Write all of the entries out again exactly, but not the images.

[Opening SOURCE MATERIAL section]

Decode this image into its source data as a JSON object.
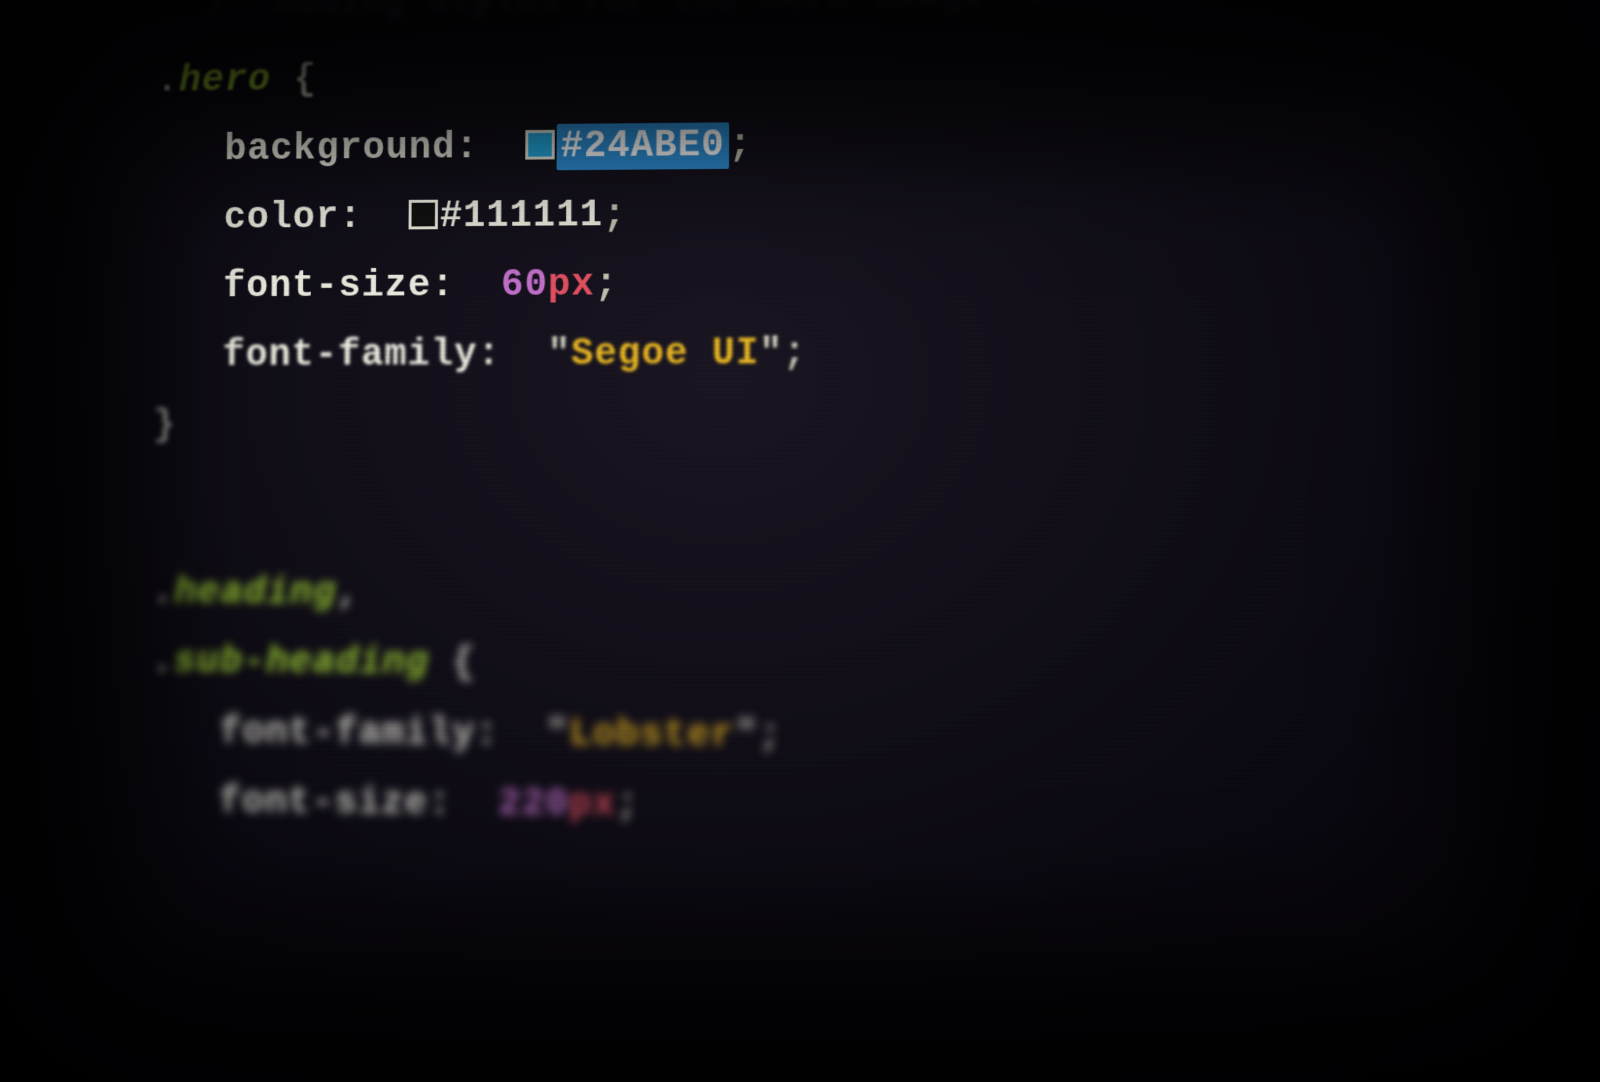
{
  "comment": "/* Adding styles for the hero image */",
  "rules": [
    {
      "selectors": [
        "hero"
      ],
      "declarations": {
        "background": {
          "property": "background",
          "hex": "#24ABE0",
          "swatch_color": "#24ABE0",
          "highlighted": true
        },
        "color": {
          "property": "color",
          "hex": "#111111",
          "swatch_color": "#111111"
        },
        "font_size": {
          "property": "font-size",
          "number": "60",
          "unit": "px"
        },
        "font_family": {
          "property": "font-family",
          "quote": "\"",
          "value": "Segoe UI"
        }
      }
    },
    {
      "selectors": [
        "heading",
        "sub-heading"
      ],
      "declarations": {
        "font_family": {
          "property": "font-family",
          "quote": "\"",
          "value": "Lobster"
        },
        "font_size": {
          "property": "font-size",
          "number": "220",
          "unit": "px"
        }
      }
    }
  ],
  "punct": {
    "dot": ".",
    "open": "{",
    "close": "}",
    "colon": ":",
    "semi": ";",
    "comma": ","
  }
}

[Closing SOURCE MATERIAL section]

> _RESULT_
Decode this image into its source data as a JSON object.
{
  "comment": "/* Adding styles for the hero image */",
  "rules": [
    {
      "selectors": [
        "hero"
      ],
      "declarations": {
        "background": {
          "property": "background",
          "hex": "#24ABE0",
          "swatch_color": "#24ABE0",
          "highlighted": true
        },
        "color": {
          "property": "color",
          "hex": "#111111",
          "swatch_color": "#111111"
        },
        "font_size": {
          "property": "font-size",
          "number": "60",
          "unit": "px"
        },
        "font_family": {
          "property": "font-family",
          "quote": "\"",
          "value": "Segoe UI"
        }
      }
    },
    {
      "selectors": [
        "heading",
        "sub-heading"
      ],
      "declarations": {
        "font_family": {
          "property": "font-family",
          "quote": "\"",
          "value": "Lobster"
        },
        "font_size": {
          "property": "font-size",
          "number": "220",
          "unit": "px"
        }
      }
    }
  ],
  "punct": {
    "dot": ".",
    "open": "{",
    "close": "}",
    "colon": ":",
    "semi": ";",
    "comma": ","
  }
}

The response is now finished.